Some regular users of cannabis may use synthetic cannabinoid as a substitute to relieve cannabis withdrawal symptoms, likely indicating cross-tolerance between synthetic cannabinoid and THC. Synthetic cannabinoids also appear to serve as a sufficient cannabis substitute, especially when cannabis is unavailable. Case reports have documented withdrawal symptoms after synthetic cannabinoid product use, as well as a dependence syndrome similar to those seen with cannabis (Weaver et al., 2015).
Physiologic side effects include dry mouth, lightheadedness, and headache. Other unwanted negative physiologic effects include diaphoresis, tremors, dystonia, and dyspnea. Tachycardia is common with synthetic cannabinoid use (similar in cannabis users), due potentially to reduced peripheral vascular resistance and the subsequent need to maintain cardiac output by increasing heart rate, rather than due to a direct sympathetic effect. The tachycardia may be severe, along with hypertension and chest pain. One case report of significant bradycardia with chest pain has also been reported (Weaver et al., 2015).
Several synthetic cannabinoid compounds (specifically JWH-018, JWH-073, and AM-2201) have been implicated as a cause of cannabinoid hyperemesis syndrome, which is a chronic disorder that was originally characterized among chronic cannabis users who experienced cyclic episodes of vomiting and abdominal pain relieved by bathing or showering with hot water. However, cannabis-related hyperemesis syndrome is rare. To the extent that synthetic cannabinoid might be more likely to cause nausea and vomiting, such symptoms could help to differentiate intoxication between the two (Weaver et al., 2015).
Severe synthetic cannabinoid-related toxicity requiring emergency treatment has included seizures, acute renal failure, and myocardial infarction. Deaths have been reported with synthetic cannabinoid due to a cardiac ischemic event and extreme anxiety resulting in suicide (Weaver et al., 2015).
There are no studies of the long-term effects of synthetic cannabinoids. Smoking synthetic cannabinoids typically involves inhalation of burned, unidentified plant material along with the synthetic cannabinoid, which may have adverse effects on the pulmonary system, so some sources recommend vaporization instead of smoking as a delivery method. Additionally, JWH-018 may be a carcinogen. Anecdotal data indicate the development of tolerance and a withdrawal syndrome with chronic use (Weaver et al., 2015).

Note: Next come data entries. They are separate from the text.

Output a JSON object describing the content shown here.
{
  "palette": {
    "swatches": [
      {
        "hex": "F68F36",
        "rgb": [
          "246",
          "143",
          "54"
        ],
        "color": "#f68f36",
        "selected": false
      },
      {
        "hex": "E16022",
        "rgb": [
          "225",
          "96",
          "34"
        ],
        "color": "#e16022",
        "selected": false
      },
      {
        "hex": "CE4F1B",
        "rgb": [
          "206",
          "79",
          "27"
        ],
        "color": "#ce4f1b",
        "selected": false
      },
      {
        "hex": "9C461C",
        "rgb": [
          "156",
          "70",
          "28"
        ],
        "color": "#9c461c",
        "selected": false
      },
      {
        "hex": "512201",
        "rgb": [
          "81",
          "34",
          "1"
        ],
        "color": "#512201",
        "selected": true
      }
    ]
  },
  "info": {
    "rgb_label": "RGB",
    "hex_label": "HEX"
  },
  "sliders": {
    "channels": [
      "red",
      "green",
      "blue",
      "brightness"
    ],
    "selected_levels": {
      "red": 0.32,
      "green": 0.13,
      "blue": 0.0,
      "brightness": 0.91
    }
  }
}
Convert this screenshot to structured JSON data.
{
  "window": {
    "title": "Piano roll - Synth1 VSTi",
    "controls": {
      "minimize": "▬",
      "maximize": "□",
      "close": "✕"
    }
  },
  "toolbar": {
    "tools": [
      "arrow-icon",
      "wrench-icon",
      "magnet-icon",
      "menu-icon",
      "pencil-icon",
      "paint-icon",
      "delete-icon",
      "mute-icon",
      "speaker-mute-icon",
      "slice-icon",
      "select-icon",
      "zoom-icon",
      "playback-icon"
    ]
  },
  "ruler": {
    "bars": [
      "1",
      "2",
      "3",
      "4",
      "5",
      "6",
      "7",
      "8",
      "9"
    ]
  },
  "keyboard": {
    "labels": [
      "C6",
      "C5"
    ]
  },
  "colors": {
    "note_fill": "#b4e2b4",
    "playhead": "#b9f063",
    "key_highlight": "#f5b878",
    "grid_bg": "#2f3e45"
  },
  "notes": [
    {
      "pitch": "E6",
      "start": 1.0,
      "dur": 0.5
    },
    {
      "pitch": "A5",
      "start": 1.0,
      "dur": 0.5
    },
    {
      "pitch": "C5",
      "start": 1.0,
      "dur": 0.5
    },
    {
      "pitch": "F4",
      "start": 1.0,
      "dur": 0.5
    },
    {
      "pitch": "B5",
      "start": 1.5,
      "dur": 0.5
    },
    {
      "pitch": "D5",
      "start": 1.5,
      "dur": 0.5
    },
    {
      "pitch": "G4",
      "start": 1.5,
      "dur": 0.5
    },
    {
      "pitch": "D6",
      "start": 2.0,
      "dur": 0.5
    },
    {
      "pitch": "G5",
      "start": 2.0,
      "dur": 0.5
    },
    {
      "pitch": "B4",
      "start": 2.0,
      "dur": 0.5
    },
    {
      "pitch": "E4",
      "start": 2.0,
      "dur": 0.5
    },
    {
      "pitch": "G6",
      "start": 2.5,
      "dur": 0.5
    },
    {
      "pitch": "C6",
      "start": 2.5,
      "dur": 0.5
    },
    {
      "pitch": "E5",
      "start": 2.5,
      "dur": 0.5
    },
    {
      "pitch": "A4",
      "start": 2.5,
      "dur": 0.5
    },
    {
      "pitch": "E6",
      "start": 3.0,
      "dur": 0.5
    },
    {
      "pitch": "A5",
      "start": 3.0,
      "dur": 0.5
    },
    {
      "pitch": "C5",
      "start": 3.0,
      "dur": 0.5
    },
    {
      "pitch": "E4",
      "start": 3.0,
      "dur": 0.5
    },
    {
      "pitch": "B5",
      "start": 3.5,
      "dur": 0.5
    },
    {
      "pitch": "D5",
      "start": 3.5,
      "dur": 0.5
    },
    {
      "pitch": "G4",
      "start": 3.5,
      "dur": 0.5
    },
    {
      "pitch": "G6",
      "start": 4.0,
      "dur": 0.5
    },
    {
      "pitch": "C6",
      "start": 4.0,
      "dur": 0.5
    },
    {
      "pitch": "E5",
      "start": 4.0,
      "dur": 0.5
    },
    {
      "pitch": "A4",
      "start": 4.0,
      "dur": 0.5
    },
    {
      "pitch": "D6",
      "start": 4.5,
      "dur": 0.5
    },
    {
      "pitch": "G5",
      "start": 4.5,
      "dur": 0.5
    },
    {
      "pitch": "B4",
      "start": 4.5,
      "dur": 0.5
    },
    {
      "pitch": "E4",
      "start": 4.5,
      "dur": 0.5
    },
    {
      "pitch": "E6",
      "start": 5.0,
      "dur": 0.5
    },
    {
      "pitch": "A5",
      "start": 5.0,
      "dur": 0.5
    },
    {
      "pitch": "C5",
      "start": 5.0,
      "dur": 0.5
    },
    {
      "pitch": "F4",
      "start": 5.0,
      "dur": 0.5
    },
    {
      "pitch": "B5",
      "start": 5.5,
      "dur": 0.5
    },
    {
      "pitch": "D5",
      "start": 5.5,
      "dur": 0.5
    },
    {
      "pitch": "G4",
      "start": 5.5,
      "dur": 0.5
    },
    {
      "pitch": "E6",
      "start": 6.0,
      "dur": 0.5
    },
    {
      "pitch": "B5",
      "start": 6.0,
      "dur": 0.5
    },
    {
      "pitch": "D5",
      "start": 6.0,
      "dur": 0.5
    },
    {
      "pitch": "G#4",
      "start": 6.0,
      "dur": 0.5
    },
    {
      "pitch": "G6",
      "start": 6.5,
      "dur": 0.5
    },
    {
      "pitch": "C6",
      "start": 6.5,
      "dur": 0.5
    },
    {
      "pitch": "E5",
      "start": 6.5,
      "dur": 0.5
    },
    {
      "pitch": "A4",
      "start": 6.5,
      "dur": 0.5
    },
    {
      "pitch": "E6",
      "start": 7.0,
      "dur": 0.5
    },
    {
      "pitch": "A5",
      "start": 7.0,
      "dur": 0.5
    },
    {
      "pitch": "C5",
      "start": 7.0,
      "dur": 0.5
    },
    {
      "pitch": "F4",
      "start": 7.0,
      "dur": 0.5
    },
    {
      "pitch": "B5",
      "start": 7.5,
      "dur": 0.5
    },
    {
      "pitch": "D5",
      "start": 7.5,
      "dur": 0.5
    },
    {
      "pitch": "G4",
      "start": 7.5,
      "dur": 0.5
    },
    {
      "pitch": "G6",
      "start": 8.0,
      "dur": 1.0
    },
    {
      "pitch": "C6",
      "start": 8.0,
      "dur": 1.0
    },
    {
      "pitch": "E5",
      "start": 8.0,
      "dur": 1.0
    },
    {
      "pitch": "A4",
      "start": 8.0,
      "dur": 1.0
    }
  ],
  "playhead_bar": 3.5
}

These observations have garnered the attention of public health and legislative officials, and even moved the U.S. Drug Enforcement Administration (DEA) to use its emergency powers to categorize JWH-018 and four other synthetic cannabinoids as Schedule I substances for at least one year because “. . . they impose imminent hazard to public safety” (Brents et al., 2011). These compounds became permanent Schedule I substances on July 9, 2012, via passage of the Synthetic Drug Abuse Prevention Act of 2012 (DEA, 2013).
Regardless of proactive legislative movements, synthetic cannabinoids are still legal and available in most countries throughout the world. Clearly, the rapidly increased use of synthetic cannabinoids among youth, their current inability to be detected by standard drug urine tests, and the constant introduction of new structurally similar products of unknown content pose a significant risk to public health. The pharmacologic and toxicologic profiles of these products are virtually unknown, as are the mechanisms underlying the many adverse effects associated with the use of synthetic cannabinoids (Brents et al., 2011).